[Data for analysis]

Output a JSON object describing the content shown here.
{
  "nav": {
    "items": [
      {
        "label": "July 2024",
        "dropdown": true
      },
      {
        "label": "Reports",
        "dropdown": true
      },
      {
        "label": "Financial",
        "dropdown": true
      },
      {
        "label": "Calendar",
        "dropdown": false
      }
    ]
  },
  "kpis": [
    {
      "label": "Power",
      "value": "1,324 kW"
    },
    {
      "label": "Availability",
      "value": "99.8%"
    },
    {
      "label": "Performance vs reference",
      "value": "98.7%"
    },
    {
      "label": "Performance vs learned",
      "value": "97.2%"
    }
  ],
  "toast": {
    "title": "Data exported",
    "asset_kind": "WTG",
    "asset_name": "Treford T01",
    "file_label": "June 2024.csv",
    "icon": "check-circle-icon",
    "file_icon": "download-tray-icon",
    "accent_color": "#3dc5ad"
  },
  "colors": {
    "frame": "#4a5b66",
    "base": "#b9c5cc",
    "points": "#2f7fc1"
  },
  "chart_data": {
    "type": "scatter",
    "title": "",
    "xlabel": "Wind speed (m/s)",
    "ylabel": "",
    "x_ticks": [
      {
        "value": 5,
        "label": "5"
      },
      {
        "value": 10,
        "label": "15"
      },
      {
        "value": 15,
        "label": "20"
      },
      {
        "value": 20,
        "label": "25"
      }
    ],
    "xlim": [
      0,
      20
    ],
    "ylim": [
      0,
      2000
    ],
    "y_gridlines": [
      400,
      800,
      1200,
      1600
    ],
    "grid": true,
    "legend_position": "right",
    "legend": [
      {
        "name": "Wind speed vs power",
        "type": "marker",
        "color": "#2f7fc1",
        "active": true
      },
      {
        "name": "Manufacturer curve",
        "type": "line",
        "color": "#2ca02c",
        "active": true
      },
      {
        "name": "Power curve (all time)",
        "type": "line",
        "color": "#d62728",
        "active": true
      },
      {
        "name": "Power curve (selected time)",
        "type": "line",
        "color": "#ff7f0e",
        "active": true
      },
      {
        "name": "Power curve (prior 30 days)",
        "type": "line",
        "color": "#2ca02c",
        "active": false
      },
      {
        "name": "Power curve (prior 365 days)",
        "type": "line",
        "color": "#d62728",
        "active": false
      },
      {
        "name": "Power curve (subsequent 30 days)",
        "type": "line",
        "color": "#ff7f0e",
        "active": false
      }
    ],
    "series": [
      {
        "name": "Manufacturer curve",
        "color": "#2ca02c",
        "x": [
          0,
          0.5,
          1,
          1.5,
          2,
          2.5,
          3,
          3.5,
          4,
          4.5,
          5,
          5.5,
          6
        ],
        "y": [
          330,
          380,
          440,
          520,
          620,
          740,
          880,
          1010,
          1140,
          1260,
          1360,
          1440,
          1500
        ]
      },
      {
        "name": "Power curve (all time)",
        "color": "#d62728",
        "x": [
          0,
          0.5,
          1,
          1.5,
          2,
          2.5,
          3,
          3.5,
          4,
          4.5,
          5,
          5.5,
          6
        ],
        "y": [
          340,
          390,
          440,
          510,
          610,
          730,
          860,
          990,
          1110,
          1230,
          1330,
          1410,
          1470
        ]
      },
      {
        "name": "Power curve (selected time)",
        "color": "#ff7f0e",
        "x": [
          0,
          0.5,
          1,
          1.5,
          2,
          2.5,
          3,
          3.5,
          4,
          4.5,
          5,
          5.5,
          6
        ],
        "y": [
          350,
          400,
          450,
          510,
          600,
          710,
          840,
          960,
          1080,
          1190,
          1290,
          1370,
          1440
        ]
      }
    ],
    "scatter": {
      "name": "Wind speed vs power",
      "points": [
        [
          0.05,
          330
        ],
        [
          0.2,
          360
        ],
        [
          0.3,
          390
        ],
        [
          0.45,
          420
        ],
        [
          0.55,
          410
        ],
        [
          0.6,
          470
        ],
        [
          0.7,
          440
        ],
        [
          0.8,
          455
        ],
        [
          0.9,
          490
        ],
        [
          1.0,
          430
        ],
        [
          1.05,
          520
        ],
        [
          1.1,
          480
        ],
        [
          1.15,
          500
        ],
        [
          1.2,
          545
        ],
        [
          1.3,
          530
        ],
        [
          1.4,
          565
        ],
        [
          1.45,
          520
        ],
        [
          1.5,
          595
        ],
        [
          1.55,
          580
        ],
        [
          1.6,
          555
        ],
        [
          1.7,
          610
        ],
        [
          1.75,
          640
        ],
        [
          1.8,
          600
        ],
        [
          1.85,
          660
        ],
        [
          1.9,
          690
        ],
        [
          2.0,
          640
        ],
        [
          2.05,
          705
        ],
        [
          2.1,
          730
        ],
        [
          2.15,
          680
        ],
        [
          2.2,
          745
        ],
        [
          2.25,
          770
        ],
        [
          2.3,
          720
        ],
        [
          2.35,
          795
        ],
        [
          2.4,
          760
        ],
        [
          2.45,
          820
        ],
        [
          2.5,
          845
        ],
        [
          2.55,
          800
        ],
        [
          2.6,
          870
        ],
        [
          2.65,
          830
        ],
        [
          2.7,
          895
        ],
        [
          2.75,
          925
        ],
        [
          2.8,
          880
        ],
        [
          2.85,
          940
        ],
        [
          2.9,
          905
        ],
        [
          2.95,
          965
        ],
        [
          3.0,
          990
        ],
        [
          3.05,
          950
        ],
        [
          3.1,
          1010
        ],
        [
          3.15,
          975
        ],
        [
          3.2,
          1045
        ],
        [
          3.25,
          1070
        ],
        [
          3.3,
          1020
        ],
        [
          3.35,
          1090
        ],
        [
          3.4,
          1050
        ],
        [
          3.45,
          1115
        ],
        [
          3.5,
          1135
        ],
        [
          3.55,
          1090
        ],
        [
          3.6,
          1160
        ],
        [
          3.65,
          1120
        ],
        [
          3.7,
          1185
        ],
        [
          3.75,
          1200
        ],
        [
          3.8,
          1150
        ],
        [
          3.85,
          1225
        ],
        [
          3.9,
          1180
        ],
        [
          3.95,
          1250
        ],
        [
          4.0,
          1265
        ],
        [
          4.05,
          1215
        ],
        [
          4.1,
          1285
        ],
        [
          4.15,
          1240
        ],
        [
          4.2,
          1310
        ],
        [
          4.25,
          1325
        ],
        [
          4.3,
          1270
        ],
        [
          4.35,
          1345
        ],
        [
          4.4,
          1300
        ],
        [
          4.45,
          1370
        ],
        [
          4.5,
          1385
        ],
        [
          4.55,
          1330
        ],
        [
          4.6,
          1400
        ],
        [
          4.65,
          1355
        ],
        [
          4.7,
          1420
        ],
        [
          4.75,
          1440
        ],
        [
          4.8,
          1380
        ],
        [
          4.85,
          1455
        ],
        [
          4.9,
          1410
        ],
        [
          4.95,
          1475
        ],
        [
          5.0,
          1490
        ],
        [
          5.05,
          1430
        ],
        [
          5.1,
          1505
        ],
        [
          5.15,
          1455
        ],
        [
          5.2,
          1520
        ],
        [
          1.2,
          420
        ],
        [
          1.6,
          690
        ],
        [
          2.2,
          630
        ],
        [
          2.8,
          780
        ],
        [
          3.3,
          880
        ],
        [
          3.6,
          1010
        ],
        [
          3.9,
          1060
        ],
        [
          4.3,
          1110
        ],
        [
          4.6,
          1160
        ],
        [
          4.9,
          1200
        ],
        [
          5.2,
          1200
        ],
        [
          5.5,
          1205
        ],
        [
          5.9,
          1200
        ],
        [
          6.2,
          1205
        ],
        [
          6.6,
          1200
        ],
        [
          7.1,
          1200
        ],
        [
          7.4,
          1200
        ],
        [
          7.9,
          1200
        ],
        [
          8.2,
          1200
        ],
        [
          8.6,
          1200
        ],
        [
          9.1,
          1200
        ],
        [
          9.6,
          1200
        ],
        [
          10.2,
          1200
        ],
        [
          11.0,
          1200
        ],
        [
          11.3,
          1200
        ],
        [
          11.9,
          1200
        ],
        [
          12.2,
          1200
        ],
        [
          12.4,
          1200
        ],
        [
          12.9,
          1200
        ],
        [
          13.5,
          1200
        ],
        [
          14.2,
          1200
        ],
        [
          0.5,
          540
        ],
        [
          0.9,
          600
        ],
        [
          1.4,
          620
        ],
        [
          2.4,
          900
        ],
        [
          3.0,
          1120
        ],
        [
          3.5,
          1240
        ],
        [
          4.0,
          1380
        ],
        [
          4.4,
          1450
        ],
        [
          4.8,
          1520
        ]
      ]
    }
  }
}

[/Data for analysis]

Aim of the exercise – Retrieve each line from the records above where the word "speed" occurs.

Answer to this exercise –
    "xlabel": "Wind speed (m/s)",
        "name": "Wind speed vs power",
      "name": "Wind speed vs power",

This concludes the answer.